Plato pondered the relationship between physical reality and mathematics 2500 years ago. He used the allegory of his cave to show that we see traces of structure in the physical world, but we do not see the full picture. I don’t particularly hold to the idea of Platonia, but the idea is food for some thought. It certainly suggests that we may never know the answer to whether reality is ultimately some sort of mathematics which is reified by some means. Penrose has suggested this reification is the existence of mind, where a mind is a way that this Platonia has to become aware of itself and observes this system as “reality.” Again, I don’t know whether it is worth embracing this as Truth, for I see no way it can ever be verified.
Tegmark has proposed some ideas along these lines. He argues that mathematics, or that set of it which is first order and halting and non-halting if it converses to some describable set, in his mathematical universe hypothesis defines the entire set of reality. The ensemble has some statistical weight to its elements which defines the probability the mathematics exists in some “universe” or exists in some reality. Of course the problem is that this set is infinite. An infinite set is one which admits a bijective map from the set to any nontrivial (finite) subset. Such a set of maps will include the Cantor diagonalization and as a consequence the Godel incompleteness issue. So it would appear that Tegmark’s system is computed within the Chaitan halting probability function, which is itself not computable. We may then never know if this system has any bearing on reality.

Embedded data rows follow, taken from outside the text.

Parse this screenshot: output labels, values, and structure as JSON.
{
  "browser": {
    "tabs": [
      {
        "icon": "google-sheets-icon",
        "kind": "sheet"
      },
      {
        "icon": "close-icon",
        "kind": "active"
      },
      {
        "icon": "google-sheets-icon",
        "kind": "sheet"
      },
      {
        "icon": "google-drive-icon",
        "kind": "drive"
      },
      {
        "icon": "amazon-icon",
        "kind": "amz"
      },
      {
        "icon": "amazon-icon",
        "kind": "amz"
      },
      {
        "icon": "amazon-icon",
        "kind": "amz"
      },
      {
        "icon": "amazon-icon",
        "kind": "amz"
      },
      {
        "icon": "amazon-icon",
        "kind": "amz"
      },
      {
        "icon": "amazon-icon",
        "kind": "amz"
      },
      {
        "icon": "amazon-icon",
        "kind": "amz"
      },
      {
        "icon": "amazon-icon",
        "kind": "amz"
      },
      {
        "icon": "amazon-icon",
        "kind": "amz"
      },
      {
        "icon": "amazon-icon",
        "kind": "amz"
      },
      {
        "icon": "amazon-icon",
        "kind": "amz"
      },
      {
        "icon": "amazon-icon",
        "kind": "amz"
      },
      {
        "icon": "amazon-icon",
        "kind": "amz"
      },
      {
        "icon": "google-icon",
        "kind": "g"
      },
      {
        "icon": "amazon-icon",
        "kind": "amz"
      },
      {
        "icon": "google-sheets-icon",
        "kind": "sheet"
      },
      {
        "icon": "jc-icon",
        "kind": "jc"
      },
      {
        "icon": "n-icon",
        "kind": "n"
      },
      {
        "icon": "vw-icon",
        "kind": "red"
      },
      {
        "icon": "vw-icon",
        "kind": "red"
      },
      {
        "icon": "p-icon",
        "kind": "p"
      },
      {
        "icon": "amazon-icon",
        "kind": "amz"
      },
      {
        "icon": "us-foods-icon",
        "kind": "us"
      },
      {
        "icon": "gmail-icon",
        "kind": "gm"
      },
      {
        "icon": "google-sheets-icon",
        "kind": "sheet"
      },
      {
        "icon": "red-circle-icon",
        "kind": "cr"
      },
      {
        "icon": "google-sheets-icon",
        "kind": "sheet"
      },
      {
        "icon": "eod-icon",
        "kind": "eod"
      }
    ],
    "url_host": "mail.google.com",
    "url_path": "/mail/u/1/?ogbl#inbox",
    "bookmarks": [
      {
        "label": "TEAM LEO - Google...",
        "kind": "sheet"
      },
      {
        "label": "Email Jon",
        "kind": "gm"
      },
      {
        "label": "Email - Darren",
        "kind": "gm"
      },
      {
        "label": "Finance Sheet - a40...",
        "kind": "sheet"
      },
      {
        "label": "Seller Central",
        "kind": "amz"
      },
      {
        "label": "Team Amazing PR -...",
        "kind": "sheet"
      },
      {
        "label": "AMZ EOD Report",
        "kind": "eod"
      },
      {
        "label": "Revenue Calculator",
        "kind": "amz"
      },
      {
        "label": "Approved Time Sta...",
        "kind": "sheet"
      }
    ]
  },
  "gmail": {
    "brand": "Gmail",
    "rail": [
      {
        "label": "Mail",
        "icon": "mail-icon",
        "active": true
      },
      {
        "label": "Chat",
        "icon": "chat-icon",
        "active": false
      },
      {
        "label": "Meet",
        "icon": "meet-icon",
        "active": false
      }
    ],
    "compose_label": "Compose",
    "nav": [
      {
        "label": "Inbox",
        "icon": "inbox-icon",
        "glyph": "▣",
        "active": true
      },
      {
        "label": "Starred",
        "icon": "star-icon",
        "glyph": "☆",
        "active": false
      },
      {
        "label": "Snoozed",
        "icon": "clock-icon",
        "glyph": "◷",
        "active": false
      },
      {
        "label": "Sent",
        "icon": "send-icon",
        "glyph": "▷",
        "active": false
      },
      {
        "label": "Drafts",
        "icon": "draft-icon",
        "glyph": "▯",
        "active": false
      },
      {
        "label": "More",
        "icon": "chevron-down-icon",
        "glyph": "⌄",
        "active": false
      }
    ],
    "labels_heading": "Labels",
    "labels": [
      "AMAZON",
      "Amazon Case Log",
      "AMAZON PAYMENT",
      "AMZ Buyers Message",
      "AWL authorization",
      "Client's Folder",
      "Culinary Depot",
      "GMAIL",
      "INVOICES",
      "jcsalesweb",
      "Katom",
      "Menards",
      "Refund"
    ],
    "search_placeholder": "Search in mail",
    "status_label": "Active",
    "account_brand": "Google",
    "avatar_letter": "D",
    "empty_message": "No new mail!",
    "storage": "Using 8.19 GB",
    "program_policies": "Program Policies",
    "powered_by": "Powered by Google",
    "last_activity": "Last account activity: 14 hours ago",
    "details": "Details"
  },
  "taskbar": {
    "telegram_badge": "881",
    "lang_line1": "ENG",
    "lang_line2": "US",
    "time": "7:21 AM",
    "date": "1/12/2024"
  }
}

It seems that a determination of the truth value of these conjectures require that we somehow access information or knowledge which is outside of physical reality. Without doing that this question might amount to chasing one’s own tail endlessly. It is very unlikely this question will be satisfactorily addressed, even as a hypothesis supported by some data set, by ordinary means of science. So in general this question is best something thought about in evening over scotch and cigars.
To conclude one might ask whether reality is fully based on mathematics, or whether on some deep level it is based on magic. By magic we might mean supernaturalism or some theological imposition of an infinite will. If physics is not fully based on mathematics, then there is ultimately some sort of magic deep down in the “rivers of hidden funk.” The question might not be resolvable, but the negative seems far more disturbing.